I started with a series of detailed pencil sketches, such as the one you can see here…
And then I set to work in the large canvas, about 180 cm in length…
After finishing that huge assignment I felt satisfied but quite spent, and decided to take the trip of a lifetime. So my wife and me visited Africa for the first time, and what a better place to do that than the Okavango? We took a scenic flight over the delta and it was impossible not to make the connection between the distant past I had been painting a few months before and the spectacle unfolding below.
It is easy, and probably wrong, to think of the distant past of life on Earth as an “Eden”. But one thing is certain, the land was wild and free. Places like the Okavango are still like that, and are our last links with the kind of natural world where our species evolved, where our senses got fine-tuned to the environment, and where our minds awoke -in brief, where we belong. Even a brief visit to a place like the Okavango reminds us of what it was like to be truly free. For me, that puts things in perspective in a way that nothing else can!
Most of the time, the African predators behave according to the biologists’ expectations. For instance, leopards haul their kills up trees in order to keep them safe from competing predators, and African wild dogs eat exclusively from their own kills and don´t bother to scavenge form other predators. After all, wild dogs are among the most efficient hunters in the African bush.
But reality has a way to challenge our assumptions, and during our safari in Botswana last year we witnessed a situation where hardly anything went according to the textbooks’ predictions.
One afternoon we found again the mother leopard whose interaction with her cub had so much endeared us. She had caught an impala ewe and the two of them had a Pantagruelian feast. But the cat was unquiet for some reason that only became evident long afterwards. She had the carcass at the foot of a tree, and at one point she climbed to rest, but to our surprise she did not carry the prey.

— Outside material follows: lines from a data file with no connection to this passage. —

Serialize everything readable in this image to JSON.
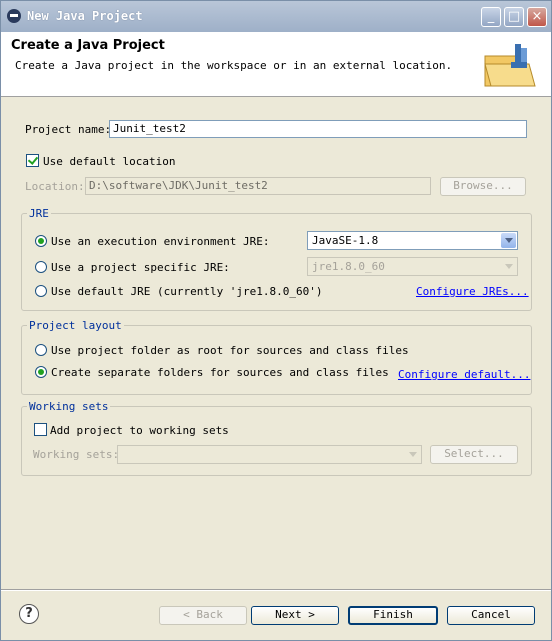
{
  "window": {
    "title": "New Java Project"
  },
  "header": {
    "title": "Create a Java Project",
    "description": "Create a Java project in the workspace or in an external location."
  },
  "project_name": {
    "label": "Project name:",
    "value": "Junit_test2"
  },
  "use_default_location": {
    "label": "Use default location",
    "checked": true
  },
  "location": {
    "label": "Location:",
    "value": "D:\\software\\JDK\\Junit_test2",
    "browse_label": "Browse..."
  },
  "jre": {
    "title": "JRE",
    "option_execution_env": "Use an execution environment JRE:",
    "execution_env_value": "JavaSE-1.8",
    "option_project_specific": "Use a project specific JRE:",
    "project_specific_value": "jre1.8.0_60",
    "option_default": "Use default JRE (currently 'jre1.8.0_60')",
    "configure_link": "Configure JREs..."
  },
  "project_layout": {
    "title": "Project layout",
    "option_root": "Use project folder as root for sources and class files",
    "option_separate": "Create separate folders for sources and class files",
    "configure_link": "Configure default..."
  },
  "working_sets": {
    "title": "Working sets",
    "add_label": "Add project to working sets",
    "sets_label": "Working sets:",
    "select_label": "Select..."
  },
  "footer": {
    "help": "?",
    "back": "< Back",
    "next": "Next >",
    "finish": "Finish",
    "cancel": "Cancel"
  }
}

When darkness came we finally realized what was making her nervous: the pack of wild dogs that we had been observing for the previous days appeared out of the night and claimed the impala for themselves. With her keen senses the leopard had been aware of their presence for quite a while, long before we saw them, and that made it even more surprising that she did not haul the carcass. Was her belly already too heavy to climb with the extra weight of the impala in her jaws?
But the most surprising part of this story for us was the fact that the wild dogs would steal a kill from a leopard. The dogs appeared at the scene in an orderly manner, first an adult scout, then another, and only when they felt sure that the coast was clear did the pups arrive to the kill site.
The wild dogs consumed the carcass with impressive speed (Photo by Miguel Antón)
Many factors may have influenced the unusual outcome of this story. It is possible that the failure of the wild dog pack to secure a kill the previous day made them less selective, especially since they had a lot of young mouths to feed. May be that, being a large pack, they felt assured of their superiority. Also maybe they felt that the mother leopard would not take many risks in a battle to defend her kill when she had a vulnerable cub to take care of.
At any rate, it is clear that the real potential and flexibility of the behavior of wild predators can only be discovered with lots of hours of observation in undisturbed environments. Without that luxury, we are bound to make oversimplified theories about what the animals can do and will do in a given situation. But for the impressionable brain of the leopard cub who saw the whole thing from her branch, just out of reach of the dog’s jaws, there was an important lesson to learn for the future, as summarized in a short phrase by our safari guide: “Food on the ground, food for all”.
You can watch the story in video here: